- Exercise brief: Work through the records that follow and return each line containing the word "title".

- Exercise data:
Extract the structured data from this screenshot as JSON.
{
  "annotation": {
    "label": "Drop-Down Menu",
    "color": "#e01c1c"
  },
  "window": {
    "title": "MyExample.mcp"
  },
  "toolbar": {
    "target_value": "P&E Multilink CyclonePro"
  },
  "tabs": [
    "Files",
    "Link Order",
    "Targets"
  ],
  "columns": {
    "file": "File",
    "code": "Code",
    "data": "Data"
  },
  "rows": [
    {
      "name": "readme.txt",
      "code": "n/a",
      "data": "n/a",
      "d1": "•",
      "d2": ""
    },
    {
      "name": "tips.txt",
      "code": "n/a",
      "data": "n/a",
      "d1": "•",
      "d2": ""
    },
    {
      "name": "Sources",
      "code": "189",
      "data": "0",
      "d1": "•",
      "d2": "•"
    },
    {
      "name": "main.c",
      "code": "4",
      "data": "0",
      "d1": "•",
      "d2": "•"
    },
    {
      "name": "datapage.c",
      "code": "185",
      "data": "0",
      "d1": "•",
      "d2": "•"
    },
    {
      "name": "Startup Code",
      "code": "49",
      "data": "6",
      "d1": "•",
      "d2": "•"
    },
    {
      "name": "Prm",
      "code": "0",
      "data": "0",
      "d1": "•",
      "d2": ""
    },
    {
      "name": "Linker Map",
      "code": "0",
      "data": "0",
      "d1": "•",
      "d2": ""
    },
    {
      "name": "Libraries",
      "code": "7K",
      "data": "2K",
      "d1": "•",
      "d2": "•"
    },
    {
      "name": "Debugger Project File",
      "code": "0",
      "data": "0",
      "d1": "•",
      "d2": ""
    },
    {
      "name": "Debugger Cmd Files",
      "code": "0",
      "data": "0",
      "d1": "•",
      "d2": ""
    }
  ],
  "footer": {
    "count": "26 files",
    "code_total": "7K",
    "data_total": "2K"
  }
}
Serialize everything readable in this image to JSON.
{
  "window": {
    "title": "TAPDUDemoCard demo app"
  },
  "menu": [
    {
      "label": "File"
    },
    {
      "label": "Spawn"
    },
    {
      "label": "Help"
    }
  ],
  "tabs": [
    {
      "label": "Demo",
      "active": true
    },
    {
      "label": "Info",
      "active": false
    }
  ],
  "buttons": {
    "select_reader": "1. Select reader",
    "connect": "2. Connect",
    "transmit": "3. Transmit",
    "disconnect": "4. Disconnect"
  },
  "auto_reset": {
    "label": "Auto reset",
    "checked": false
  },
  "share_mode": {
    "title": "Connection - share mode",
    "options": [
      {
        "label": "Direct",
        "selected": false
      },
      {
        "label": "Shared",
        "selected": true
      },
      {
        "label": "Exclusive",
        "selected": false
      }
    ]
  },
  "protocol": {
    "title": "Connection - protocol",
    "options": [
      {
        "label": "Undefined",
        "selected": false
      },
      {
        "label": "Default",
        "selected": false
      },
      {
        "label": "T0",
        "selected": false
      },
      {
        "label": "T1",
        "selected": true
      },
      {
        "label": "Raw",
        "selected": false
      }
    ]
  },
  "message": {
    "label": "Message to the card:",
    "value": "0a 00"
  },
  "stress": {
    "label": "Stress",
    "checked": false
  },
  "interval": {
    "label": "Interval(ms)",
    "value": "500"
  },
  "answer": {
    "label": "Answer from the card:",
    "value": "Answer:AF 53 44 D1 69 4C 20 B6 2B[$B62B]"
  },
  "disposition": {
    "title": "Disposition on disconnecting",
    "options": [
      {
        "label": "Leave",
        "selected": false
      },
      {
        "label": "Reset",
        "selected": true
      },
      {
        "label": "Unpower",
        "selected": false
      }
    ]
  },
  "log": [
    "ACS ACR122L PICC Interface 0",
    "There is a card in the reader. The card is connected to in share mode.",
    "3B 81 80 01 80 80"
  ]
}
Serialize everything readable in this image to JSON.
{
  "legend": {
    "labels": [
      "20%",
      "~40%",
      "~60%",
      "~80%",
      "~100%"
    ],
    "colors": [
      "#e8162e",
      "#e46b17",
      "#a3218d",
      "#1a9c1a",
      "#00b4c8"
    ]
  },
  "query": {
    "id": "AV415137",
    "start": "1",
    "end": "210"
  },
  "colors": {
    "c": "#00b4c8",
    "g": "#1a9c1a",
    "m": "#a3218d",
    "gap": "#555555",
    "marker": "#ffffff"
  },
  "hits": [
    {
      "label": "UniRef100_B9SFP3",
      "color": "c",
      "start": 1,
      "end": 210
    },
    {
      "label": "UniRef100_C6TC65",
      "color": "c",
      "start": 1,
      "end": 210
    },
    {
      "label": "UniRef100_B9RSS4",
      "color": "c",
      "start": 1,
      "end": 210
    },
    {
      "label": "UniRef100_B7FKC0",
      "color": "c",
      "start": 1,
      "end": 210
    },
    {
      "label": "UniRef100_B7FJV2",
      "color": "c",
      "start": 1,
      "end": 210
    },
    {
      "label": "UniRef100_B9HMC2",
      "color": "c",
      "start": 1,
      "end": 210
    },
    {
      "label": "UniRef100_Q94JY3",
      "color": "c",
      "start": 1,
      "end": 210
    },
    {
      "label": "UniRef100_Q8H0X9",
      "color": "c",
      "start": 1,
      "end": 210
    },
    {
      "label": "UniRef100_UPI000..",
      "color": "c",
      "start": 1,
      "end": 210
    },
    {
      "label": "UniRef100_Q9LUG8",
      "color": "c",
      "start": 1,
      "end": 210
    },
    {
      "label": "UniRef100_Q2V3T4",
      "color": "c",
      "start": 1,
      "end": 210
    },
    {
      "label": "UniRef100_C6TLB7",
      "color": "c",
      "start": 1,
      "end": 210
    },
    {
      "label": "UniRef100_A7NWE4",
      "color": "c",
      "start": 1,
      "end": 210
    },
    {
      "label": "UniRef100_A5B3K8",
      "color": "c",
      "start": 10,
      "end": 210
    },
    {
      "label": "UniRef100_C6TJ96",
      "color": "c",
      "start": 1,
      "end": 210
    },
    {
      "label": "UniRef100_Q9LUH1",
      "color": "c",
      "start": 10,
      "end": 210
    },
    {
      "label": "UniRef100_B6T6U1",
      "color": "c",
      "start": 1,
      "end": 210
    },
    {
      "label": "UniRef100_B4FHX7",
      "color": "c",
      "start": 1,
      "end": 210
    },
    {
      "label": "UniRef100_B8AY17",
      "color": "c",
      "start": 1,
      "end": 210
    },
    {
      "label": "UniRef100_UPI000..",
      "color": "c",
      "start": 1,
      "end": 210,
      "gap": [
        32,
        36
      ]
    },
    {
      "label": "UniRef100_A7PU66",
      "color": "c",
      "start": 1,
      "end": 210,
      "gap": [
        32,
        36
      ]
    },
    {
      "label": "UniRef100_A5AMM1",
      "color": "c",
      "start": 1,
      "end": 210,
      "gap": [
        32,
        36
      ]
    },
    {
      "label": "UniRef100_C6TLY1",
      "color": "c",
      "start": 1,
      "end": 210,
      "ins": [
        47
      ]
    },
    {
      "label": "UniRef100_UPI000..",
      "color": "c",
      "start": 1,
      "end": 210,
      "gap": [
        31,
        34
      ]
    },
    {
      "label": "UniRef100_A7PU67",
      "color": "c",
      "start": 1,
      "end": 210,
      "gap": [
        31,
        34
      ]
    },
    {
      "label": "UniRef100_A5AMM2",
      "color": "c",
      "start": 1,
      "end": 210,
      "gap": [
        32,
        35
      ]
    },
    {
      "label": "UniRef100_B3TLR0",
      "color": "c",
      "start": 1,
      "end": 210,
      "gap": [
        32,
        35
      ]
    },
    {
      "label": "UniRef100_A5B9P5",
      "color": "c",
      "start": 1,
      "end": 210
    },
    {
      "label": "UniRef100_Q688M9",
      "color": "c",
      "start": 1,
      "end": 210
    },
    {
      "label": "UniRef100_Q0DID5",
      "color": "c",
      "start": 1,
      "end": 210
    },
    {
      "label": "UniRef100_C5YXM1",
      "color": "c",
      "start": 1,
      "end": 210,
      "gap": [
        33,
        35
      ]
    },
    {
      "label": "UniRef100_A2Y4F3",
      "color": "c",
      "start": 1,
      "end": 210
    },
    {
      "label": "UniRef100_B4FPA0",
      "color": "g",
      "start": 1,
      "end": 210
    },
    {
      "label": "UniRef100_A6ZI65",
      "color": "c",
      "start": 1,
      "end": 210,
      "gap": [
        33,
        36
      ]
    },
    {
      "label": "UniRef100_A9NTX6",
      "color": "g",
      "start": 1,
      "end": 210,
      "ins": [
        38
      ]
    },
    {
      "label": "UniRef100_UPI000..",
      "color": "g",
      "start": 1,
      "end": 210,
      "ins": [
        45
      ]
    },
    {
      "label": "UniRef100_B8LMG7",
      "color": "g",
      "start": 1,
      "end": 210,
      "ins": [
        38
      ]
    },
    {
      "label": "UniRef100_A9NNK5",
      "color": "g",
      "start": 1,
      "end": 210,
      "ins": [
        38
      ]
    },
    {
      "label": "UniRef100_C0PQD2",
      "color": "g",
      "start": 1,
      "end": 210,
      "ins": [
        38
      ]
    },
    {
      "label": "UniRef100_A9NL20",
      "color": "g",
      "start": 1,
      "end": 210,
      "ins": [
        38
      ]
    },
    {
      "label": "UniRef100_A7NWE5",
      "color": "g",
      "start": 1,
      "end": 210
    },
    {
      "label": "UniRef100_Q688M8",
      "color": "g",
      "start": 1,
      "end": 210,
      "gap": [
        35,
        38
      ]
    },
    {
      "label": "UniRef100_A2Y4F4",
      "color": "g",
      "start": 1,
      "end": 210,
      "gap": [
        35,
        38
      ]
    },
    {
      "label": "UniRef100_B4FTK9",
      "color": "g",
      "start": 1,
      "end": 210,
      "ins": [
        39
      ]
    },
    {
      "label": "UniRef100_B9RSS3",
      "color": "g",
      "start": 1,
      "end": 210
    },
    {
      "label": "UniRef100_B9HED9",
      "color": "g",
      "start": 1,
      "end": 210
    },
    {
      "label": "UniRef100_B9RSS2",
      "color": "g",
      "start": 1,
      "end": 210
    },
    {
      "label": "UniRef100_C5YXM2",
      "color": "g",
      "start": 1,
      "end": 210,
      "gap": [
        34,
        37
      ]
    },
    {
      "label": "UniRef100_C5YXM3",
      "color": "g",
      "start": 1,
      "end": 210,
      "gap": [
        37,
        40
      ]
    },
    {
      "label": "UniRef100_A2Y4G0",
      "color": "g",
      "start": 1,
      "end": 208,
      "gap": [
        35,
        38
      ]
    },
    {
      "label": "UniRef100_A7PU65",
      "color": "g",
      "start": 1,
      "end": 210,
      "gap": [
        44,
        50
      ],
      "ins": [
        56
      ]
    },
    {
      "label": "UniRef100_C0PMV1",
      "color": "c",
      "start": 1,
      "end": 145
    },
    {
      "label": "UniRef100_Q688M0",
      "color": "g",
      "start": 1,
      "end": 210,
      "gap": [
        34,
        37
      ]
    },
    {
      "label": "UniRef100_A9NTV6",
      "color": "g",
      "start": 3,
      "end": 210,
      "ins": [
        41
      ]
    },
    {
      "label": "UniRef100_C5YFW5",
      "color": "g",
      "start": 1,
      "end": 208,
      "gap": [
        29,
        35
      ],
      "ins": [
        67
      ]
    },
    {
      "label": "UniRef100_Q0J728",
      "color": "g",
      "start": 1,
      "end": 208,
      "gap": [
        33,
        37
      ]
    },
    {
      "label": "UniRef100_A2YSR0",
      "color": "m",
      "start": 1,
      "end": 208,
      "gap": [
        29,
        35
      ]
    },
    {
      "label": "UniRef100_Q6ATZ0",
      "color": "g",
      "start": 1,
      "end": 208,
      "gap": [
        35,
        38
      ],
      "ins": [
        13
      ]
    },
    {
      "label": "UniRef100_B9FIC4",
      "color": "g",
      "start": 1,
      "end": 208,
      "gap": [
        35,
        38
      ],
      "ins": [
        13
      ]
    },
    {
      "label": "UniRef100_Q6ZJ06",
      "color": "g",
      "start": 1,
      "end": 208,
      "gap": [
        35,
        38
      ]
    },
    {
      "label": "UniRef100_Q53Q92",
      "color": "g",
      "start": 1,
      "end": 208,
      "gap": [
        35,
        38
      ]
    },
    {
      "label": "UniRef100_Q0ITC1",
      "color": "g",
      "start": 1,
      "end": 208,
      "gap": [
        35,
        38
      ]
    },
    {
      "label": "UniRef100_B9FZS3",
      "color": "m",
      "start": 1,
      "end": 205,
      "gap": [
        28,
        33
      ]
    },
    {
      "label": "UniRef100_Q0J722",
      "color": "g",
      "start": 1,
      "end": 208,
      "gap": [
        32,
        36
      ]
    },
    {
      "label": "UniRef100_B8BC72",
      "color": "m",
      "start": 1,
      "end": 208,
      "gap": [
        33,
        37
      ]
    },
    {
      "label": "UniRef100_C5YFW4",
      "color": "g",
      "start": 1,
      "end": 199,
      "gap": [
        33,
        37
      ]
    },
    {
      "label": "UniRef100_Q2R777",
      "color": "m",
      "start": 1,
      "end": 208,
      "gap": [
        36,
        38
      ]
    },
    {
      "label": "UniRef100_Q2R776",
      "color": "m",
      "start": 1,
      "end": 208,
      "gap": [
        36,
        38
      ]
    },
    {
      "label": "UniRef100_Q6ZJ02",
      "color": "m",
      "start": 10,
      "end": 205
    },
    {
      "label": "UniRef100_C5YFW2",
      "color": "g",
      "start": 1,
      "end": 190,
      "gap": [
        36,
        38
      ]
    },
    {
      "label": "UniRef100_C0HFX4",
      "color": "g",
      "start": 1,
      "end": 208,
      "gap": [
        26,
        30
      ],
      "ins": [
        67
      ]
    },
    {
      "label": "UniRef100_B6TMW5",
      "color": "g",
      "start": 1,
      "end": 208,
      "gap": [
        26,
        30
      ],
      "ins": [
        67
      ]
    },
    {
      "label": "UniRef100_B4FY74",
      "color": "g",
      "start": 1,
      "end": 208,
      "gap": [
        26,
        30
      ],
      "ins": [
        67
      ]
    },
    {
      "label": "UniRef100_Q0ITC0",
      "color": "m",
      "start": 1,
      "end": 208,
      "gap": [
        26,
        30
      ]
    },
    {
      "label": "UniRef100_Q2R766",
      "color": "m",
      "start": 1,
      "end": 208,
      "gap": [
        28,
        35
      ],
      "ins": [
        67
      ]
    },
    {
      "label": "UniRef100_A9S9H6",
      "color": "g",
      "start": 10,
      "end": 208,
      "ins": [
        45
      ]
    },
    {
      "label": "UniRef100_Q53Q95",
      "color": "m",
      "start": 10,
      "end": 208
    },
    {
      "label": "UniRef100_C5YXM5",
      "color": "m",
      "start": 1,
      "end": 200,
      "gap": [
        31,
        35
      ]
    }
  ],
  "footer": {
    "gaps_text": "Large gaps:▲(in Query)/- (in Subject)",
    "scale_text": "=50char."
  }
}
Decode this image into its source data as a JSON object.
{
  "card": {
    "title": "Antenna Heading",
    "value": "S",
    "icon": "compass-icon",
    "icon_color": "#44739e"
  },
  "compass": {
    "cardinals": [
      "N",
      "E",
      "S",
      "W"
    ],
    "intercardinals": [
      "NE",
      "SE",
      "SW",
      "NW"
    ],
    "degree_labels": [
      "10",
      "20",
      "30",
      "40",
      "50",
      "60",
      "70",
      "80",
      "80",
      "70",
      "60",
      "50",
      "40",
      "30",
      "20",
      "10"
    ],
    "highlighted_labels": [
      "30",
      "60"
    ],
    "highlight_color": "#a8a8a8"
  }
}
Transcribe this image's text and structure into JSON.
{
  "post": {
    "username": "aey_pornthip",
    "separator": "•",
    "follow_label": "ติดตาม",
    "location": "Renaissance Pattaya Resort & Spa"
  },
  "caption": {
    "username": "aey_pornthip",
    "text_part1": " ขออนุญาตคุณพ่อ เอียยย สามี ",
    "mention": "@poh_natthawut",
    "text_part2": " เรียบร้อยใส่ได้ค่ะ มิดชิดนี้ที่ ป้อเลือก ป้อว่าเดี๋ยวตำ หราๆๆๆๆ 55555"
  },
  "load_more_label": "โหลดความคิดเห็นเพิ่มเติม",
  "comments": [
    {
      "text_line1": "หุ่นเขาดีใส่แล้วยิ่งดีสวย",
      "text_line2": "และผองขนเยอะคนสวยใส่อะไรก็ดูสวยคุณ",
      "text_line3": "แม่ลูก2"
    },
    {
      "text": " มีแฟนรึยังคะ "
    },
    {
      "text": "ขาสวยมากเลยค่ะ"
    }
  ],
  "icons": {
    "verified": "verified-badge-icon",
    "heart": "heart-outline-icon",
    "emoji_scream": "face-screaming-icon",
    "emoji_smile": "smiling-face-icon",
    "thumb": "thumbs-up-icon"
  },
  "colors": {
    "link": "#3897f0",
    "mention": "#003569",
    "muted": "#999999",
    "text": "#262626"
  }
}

- Response area:
    "title": "MyExample.mcp"
    "title": "TAPDUDemoCard demo app"
    "title": "Connection - share mode",
    "title": "Connection - protocol",
    "title": "Disposition on disconnecting",
    "title": "Antenna Heading",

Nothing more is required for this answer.